3. You don’t understand WHAT you really want in the dispute

Martin was definitely embarrassed when he was insulted in front of everyone, so over the years he has tried to not to be so easily embarrassed, adopting an attitude of “I don’t care what others think of me”. Yet was that really the issue? No! He actually wanted to feel accepted. The insult “confirmed” that he was not acceptable to others. Therefore, trying to “not care what others think” will do nothing to help him feel acceptable.

  • If you understand what you really wanted in a dispute, it is then easier to resolve it.
  • If you don’t understand what you really wanted, you may be trying to resolve the wrong issue.

Ways to overcome bad memories

To overcome a bad memory you must first:

  1. Understand how it really made you feel
  2. Understand why it happened
  3. Understand what you really wanted

But how does one gain this understanding? There are several ways to do it.

Tell another person what happened

  • Another person can help you to see the memory in a new way, and therefore to understand it better. The other person may even point out “obvious” things that you did not consider before. It can also be a great relief to “get it off your chest”, especially if you have been keeping the memory secret. The other person should be a good listener and not judgemental or opinionated.

Write a letter

  • Writing a letter to whomever or whatever is involved in the dispute may help you understand what happened better. Describe how their actions, or non-actions, made you feel. However, do not send the letter. This is just an exercise. It may help you to get the facts clear in your mind.

Imagine talking to them

  • Pretend the party you’re having the dispute with is sitting opposite you. They will sit and listen – without talking back. This may help you to get the emotions “off your chest”.

Imagine things from the perspective of the other person

  • Assuming a real person is involved, write a brief description of what you think the other party’s motivation and thinking was in the situation. Imagine it from their point of view. Could other things have been happening in their life that you were not aware of? Does the other person have their own problems? Perhaps you can “give them the benefit of the doubt”. Could you forgive or overlook their error?

Look at old photos or visit related places

  • Jogging your memory with old photos or locations involved in the memory and dispute may help you to better understand the context of what happened. When viewed in context, aspects of the memory that seemed very important may seem less important now, or you may gain a fuller understanding.

Perform Self-Rewiring sessions on the memories

  • Anyone can perform Self-Rewiring therapy sessions upon themselves at home on a specific bad memory. When beginning a session, you select the option “A specific event” and type a brief description of what happened (see the screenshot below).
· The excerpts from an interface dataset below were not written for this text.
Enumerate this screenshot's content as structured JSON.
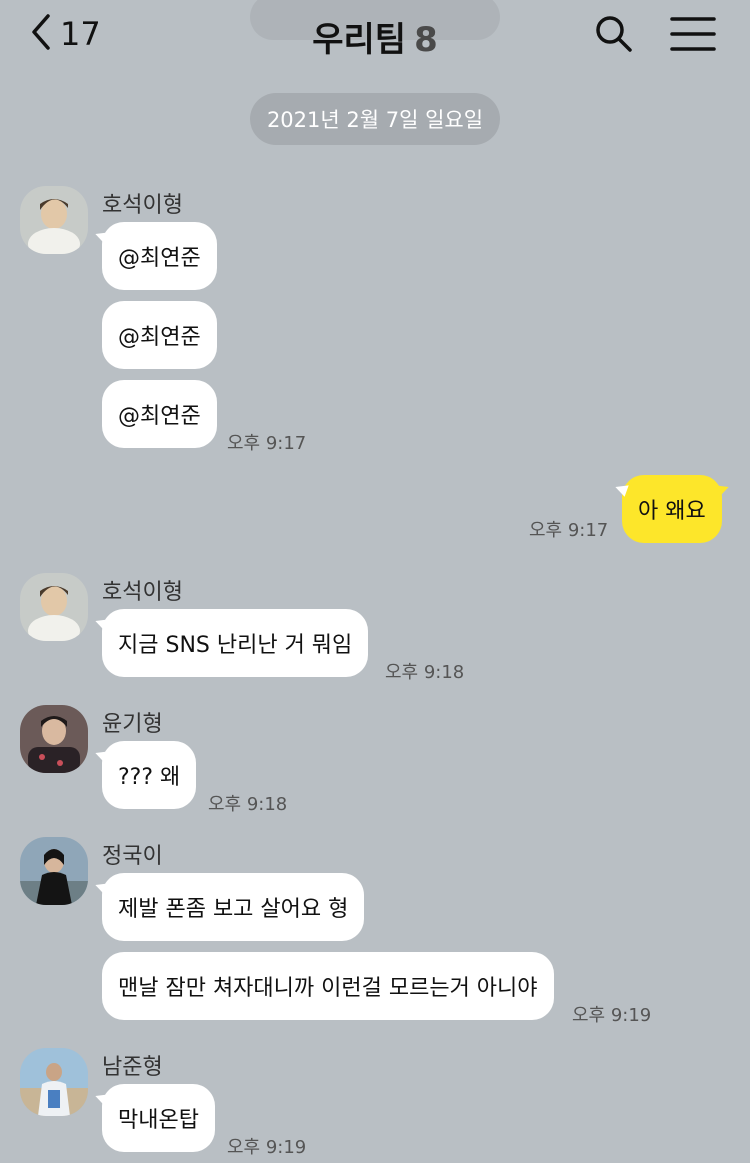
{
  "header": {
    "back_count": "17",
    "title": "우리팀",
    "member_count": "8"
  },
  "date_divider": "2021년 2월 7일 일요일",
  "messages": [
    {
      "sender": "호석이형",
      "bubbles": [
        "@최연준",
        "@최연준",
        "@최연준"
      ],
      "time": "오후 9:17"
    },
    {
      "mine": true,
      "bubbles": [
        "아 왜요"
      ],
      "time": "오후 9:17"
    },
    {
      "sender": "호석이형",
      "bubbles": [
        "지금 SNS 난리난 거 뭐임"
      ],
      "time": "오후 9:18"
    },
    {
      "sender": "윤기형",
      "bubbles": [
        "??? 왜"
      ],
      "time": "오후 9:18"
    },
    {
      "sender": "정국이",
      "bubbles": [
        "제발 폰좀 보고 살어요 형",
        "맨날 잠만 쳐자대니까 이런걸 모르는거 아니야"
      ],
      "time": "오후 9:19"
    },
    {
      "sender": "남준형",
      "bubbles": [
        "막내온탑"
      ],
      "time": "오후 9:19"
    }
  ],
  "icons": {
    "back": "chevron-left-icon",
    "search": "search-icon",
    "menu": "hamburger-menu-icon"
  },
  "colors": {
    "background": "#b9bfc4",
    "my_bubble": "#fde62a",
    "other_bubble": "#ffffff",
    "date_pill": "#a6abb0"
  }
}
Self-Rewiring sessions use various methods to help you understand how a memory made you feel, why it happened, and what you really wanted. A session can greatly reduce the emotional power of a bad memory, or dispute.
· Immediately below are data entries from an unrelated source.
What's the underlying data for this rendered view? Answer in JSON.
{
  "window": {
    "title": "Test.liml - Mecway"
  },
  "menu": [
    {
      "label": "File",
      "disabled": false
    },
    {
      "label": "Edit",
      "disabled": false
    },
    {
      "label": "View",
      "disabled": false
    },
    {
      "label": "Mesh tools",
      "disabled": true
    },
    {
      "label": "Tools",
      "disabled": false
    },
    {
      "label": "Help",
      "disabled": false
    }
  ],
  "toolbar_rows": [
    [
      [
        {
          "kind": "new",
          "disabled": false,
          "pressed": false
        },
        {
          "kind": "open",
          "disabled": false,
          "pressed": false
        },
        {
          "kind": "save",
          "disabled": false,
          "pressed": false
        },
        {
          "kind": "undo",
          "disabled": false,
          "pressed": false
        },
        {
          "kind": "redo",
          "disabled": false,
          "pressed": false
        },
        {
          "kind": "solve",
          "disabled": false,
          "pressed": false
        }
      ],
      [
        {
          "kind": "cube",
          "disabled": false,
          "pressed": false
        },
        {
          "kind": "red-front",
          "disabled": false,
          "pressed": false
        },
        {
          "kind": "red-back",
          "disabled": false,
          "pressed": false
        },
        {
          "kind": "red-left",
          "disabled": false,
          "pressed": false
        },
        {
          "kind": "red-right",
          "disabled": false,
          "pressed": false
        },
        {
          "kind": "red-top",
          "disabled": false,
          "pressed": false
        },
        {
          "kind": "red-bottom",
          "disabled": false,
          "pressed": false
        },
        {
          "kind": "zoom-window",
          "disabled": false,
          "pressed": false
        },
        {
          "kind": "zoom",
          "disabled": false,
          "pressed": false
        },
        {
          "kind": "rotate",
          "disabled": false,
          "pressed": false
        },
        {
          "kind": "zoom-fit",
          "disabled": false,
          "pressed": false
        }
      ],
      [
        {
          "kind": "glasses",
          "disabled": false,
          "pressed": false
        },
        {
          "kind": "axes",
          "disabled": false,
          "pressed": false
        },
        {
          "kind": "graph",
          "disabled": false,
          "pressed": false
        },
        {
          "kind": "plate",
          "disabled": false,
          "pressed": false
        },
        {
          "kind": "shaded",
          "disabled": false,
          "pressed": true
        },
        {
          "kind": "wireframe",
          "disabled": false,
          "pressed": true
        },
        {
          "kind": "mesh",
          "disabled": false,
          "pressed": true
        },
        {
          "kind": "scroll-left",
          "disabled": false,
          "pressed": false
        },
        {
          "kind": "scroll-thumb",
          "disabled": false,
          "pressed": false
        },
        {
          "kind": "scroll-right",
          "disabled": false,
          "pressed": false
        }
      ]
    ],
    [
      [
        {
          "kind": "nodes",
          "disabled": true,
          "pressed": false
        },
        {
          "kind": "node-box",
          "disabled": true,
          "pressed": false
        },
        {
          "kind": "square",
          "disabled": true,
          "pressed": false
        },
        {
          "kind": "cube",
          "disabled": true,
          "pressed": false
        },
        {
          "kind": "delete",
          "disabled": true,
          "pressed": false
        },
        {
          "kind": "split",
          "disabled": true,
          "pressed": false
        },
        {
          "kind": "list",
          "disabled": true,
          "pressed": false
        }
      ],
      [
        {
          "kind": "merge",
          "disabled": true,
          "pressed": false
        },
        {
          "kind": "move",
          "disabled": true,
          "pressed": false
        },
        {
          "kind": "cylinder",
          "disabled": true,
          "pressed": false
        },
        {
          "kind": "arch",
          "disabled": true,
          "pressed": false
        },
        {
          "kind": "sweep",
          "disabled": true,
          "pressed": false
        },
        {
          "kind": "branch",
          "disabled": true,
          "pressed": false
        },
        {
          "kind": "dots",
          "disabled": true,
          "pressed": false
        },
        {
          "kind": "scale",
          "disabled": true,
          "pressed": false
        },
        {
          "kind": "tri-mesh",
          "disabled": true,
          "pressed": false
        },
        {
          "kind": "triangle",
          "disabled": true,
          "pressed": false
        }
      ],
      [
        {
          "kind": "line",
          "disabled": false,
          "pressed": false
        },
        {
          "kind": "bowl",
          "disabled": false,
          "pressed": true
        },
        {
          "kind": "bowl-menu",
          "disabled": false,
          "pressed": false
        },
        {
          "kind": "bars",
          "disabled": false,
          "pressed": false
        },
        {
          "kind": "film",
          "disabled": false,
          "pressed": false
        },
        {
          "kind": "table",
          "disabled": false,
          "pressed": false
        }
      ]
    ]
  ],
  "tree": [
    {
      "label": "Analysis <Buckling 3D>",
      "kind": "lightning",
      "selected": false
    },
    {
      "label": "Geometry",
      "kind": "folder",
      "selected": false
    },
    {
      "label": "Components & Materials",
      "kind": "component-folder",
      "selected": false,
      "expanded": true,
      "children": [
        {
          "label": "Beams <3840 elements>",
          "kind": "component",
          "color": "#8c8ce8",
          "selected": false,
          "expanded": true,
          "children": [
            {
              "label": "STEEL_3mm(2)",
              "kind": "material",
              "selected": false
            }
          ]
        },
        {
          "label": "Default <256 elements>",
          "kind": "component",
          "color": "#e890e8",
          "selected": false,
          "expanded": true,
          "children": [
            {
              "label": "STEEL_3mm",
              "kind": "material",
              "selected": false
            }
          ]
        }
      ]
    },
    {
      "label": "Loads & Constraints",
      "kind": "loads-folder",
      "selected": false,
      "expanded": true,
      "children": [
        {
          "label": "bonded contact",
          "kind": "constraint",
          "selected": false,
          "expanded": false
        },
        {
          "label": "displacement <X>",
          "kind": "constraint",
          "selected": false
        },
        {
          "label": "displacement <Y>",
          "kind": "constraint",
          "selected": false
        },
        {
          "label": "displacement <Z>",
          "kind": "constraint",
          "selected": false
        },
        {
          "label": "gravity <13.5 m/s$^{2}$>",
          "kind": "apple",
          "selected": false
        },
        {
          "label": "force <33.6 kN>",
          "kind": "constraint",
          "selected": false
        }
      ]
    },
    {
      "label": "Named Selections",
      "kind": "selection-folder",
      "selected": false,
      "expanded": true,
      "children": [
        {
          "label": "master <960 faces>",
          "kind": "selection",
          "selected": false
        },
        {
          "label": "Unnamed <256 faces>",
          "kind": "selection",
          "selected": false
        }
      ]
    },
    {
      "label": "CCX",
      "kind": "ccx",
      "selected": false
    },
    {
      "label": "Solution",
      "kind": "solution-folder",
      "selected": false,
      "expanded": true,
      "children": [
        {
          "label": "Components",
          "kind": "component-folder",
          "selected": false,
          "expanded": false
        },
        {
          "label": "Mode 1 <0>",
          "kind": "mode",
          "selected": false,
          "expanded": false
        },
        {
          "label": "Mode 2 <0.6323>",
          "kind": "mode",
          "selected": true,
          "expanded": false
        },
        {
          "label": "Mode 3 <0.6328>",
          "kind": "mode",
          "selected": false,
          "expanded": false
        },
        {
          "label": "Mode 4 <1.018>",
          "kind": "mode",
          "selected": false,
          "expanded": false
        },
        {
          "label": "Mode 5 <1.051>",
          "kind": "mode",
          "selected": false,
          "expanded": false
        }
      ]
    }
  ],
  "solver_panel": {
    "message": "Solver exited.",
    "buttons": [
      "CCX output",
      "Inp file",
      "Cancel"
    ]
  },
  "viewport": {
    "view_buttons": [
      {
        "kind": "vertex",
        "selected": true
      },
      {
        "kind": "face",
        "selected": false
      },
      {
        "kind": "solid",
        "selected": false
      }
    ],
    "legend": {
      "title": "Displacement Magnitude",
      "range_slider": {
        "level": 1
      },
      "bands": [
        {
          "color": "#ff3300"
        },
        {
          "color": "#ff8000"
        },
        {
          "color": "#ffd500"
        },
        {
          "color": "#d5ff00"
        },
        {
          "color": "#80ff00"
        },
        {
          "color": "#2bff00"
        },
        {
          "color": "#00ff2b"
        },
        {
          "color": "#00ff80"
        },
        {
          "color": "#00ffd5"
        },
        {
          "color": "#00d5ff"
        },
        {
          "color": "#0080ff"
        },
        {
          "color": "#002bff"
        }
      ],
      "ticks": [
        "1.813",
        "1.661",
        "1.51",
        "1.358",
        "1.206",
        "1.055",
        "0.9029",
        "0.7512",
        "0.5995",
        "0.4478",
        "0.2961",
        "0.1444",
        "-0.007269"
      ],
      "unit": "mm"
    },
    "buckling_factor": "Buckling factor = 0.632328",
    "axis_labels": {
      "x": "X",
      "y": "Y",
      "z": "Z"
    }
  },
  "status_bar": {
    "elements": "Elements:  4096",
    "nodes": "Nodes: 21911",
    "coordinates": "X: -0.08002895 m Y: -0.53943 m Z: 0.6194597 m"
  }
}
You can learn how to perform Self-Rewiring sessions from the free tutorial.